Fortunately, the ability to manage and enforce these allocation programs is built right into Nexternal, so that at the merchant’s choice, customers without an allocation are either precluded from seeing the allocated products when they come to the site, or they are allowed to see them but are precluded from purchasing them.

But there are many other clever ways in which merchants are using these unique allocation tools in Nexternal, and you can too. Here are some ideas to get your creative marketing juices flowing –

1. Let’s say you offer “student discounts” on software packages, for example. Of course you can limit the use of the promo code only to students – but how can you preclude a student from purchasing 20 copies of a particular software package to distribute to friends and family who are not eligible for the student discount? The allocation tools handle this nicely, to limit each student to a purchase of only 1 or 2 of each product, for example.
You may ask – so why can’t I just put a maximum purchase number on the product itself and call it a day? The answer lies in the big difference between typical “maximum purchase quantity” functionality and typical “allocation” functionality – in Nexternal and most other systems, the “maximum purchase quantity” function limits how many of a product can be purchased by someone in a single order. When a product is allocated, however, the limit applies to the quantity purchased over all of that customer’s orders, not just within a single order. Very few eCommerce systems outside of the wine industry provide this special allocation capability.

2. Let’s say that a corporate customer of yours pre-approves, or even pre-pays for, various supplies that can be requested by multiple locations over the course of a season or a year. With allocations, location A can only order up to the corporate-approved or paid amount for location A, location B can only order up to the corporate-approved or paid quantity for location B, and so on. In this way, allocations can make distribution of items among multiple locations over time, super simple.

3. Let’s say that you want to offer a free thank you gift to a specific set of customers (your top 100 customers, for example, or maybe all customers who have active auto-ship subscriptions with you through Nexternal), and you want to bring them to your site to claim the free gift in the hope that they will spend some money while there and order some items in addition to the freebie. With allocations, you can prevent each customer from claiming multiple free gifts. Simply allocate one freebie to each customer of the specified customer type.

4. Let’s say you offer a club or membership of some kind – and you have certain products that are available only for purchase by members. From a marketing perspective it would make a lot of sense to show those products to everyone, to encourage club memberships – but to make them purchase-able only by members. With our allocation tool, setting this up in Nexternal is easy. If a non-member clicks the add to cart button of a members-only product, the item will not fly to the cart, and instead a note will pop up letting them know it’s a members-only product, and providing a link to membership sign up. That’s a pretty spectacular approach to drive club memberships!

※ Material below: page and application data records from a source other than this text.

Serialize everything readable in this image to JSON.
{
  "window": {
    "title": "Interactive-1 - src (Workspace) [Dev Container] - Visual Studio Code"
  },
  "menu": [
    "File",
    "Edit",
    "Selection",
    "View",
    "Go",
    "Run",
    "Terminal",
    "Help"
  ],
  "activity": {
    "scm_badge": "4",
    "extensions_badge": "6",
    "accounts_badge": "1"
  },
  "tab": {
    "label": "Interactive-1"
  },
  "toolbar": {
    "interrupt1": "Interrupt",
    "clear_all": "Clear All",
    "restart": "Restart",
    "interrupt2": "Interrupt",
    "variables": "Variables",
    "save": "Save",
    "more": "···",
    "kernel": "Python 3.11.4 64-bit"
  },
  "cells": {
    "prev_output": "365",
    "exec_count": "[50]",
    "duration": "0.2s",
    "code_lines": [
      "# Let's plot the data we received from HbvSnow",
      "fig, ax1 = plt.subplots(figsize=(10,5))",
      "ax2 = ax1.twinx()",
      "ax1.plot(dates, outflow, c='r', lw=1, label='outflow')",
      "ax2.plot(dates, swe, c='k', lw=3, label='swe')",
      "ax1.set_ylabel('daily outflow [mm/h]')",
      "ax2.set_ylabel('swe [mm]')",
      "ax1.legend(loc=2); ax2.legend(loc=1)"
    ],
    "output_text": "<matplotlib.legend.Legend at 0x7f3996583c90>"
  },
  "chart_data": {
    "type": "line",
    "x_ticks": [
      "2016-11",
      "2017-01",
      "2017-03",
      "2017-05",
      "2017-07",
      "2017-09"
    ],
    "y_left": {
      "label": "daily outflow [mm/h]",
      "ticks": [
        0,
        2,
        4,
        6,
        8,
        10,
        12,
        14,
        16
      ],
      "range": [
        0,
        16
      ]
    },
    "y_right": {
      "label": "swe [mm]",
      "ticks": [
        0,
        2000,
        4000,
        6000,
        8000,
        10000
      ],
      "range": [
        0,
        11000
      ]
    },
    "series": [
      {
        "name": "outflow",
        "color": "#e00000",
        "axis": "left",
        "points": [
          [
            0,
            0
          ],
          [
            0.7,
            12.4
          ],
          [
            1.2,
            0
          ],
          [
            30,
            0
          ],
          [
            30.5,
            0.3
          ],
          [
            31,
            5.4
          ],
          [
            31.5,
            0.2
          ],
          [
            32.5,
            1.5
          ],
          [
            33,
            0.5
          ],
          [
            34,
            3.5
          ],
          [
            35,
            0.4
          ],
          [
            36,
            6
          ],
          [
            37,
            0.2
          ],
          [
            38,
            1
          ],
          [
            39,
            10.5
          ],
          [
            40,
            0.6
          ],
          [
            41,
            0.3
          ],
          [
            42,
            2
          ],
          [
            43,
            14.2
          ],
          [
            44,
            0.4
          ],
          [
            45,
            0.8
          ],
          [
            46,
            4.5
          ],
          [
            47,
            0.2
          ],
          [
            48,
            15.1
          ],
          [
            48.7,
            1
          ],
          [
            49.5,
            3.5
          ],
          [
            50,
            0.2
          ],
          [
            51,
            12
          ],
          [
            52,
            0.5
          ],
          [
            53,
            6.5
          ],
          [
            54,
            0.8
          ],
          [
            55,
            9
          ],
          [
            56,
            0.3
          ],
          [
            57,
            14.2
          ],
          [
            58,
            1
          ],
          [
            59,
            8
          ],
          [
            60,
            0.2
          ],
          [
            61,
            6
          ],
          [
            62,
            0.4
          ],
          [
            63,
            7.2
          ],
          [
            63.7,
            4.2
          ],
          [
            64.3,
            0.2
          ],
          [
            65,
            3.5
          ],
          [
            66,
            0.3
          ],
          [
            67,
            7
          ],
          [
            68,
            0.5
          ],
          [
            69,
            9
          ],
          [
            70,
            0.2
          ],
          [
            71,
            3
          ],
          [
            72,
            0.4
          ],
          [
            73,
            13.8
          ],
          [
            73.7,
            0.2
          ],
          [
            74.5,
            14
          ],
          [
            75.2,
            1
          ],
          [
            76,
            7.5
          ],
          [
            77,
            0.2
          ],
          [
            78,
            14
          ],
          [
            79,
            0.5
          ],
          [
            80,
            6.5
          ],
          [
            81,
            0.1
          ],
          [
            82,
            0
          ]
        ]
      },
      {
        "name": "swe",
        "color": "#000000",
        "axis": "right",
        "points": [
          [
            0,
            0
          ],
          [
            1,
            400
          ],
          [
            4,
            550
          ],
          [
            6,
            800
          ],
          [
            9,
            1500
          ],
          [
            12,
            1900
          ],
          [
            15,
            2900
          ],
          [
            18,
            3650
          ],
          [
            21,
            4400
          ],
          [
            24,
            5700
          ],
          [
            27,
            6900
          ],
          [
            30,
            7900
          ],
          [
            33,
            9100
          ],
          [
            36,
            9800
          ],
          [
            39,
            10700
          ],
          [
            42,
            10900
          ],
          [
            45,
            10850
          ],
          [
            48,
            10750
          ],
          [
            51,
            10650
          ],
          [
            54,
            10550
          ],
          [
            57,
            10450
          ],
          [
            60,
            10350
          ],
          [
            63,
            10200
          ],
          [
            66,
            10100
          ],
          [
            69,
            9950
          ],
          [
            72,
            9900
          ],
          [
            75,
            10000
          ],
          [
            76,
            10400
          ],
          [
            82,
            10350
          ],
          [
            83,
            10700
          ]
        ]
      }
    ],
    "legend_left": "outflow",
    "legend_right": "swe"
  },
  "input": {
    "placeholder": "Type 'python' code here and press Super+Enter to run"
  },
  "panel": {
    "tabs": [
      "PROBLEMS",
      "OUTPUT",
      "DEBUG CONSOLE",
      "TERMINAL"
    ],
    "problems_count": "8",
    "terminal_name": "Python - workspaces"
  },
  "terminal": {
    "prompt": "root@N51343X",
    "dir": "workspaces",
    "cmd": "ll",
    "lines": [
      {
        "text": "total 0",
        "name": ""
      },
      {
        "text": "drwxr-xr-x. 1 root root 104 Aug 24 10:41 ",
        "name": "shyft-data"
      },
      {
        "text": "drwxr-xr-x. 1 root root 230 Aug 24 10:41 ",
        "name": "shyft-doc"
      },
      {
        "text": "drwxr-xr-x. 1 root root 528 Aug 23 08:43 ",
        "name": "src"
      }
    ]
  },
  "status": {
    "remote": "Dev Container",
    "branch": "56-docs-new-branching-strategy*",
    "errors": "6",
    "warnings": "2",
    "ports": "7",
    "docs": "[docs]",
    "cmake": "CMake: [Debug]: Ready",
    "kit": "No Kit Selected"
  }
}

Allocation functionality is one of the many features in Nexternal that can be used not only for the intended typical purpose, but also in multiple creative, alternative ways. For tips and tricks on how allocations might work for you, or how to use other Nexternal features in creative ways, contact your dedicated account manager whose information you can find at the top of the Settings section in your Nexternal order management system.

Pamela is a Senior Account Manager at Nexternal and works in the Napa Valley office. She is passionate about helping her clients succeed. With 20 years' experience in the wine industry spearheading business development and marketing for various wineries including her own, plus previous years practicing general business law, Pamela is well qualified to provide the service and guidance to her clients that sets Nexternal apart from other eCommerce providers.